[Opening GIVEN ENTRIES section]

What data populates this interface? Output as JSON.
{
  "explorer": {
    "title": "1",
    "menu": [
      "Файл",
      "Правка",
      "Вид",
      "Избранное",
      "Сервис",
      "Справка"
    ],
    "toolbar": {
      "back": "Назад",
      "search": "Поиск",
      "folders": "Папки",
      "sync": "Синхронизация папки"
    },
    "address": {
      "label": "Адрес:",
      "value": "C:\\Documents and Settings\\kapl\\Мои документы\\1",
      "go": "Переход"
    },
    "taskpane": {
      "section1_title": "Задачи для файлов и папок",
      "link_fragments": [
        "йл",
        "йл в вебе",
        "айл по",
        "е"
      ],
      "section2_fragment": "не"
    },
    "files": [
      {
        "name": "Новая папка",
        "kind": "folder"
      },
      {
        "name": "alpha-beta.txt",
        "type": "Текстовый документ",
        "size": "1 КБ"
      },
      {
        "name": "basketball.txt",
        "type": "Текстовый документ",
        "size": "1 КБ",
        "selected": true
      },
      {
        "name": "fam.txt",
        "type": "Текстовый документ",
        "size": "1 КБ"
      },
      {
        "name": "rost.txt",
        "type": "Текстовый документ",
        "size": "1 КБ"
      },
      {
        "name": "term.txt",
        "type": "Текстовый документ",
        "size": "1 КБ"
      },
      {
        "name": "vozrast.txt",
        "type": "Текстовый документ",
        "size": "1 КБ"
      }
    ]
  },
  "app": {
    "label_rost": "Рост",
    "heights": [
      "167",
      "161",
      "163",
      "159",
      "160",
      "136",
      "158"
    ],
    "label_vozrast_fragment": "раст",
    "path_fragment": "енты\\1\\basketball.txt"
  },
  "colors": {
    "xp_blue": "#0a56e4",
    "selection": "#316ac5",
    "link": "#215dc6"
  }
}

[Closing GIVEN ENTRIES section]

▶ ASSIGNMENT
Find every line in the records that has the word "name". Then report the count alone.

▶ RESULT BELOW
7